**What the task requires:**
Copy every line of the records below where the word "select" occurs.

**Information shown:**

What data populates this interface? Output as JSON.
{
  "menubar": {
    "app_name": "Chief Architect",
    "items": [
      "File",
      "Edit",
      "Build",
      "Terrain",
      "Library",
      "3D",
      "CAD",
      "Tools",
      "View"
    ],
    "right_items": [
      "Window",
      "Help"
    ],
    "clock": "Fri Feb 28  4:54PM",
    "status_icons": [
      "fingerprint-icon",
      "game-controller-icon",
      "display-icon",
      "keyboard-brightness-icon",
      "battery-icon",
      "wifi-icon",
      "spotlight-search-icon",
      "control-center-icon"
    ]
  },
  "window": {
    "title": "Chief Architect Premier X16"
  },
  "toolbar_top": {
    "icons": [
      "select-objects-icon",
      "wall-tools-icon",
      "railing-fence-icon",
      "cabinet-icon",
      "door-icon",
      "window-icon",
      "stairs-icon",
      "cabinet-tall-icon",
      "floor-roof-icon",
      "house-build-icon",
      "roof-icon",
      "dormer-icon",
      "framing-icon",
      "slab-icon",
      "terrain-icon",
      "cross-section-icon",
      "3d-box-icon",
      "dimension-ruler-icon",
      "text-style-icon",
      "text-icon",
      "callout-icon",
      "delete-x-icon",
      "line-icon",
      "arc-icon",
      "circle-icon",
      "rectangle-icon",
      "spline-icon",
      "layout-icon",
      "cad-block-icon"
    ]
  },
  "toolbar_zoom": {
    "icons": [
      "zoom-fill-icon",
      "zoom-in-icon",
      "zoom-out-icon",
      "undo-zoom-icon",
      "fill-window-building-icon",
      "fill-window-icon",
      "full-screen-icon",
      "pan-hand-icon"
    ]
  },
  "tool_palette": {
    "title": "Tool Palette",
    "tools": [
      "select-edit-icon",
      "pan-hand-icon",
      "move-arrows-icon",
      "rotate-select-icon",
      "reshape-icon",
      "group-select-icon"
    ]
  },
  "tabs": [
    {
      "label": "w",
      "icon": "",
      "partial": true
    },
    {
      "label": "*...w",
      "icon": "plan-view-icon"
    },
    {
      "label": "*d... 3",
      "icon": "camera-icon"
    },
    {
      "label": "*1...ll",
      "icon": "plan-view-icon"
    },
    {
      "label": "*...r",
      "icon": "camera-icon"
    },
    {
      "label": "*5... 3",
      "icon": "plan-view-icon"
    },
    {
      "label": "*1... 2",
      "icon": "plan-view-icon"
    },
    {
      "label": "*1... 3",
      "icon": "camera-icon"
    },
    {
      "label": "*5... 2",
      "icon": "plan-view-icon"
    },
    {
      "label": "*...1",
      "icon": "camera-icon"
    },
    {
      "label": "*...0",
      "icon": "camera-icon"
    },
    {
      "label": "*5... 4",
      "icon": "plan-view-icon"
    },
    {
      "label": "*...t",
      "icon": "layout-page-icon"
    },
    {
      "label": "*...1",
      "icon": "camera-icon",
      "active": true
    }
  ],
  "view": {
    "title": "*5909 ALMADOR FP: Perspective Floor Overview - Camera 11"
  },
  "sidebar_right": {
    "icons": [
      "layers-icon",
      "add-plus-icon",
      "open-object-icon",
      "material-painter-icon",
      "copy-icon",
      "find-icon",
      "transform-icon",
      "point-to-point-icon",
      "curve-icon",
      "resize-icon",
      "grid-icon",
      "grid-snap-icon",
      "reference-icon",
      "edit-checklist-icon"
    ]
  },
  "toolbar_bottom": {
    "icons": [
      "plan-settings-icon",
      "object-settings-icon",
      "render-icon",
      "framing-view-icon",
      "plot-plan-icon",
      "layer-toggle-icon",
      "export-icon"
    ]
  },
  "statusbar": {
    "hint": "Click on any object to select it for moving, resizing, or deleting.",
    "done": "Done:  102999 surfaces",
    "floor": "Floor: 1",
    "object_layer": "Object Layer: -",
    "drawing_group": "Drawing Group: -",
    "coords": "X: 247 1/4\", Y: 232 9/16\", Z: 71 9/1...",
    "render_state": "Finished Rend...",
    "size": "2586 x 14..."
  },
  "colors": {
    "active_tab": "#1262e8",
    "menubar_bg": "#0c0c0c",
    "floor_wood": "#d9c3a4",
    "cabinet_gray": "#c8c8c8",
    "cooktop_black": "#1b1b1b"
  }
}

**Output for this task:**
      "select-objects-icon",
      "select-edit-icon",
      "rotate-select-icon",
      "group-select-icon"
    "hint": "Click on any object to select it for moving, resizing, or deleting.",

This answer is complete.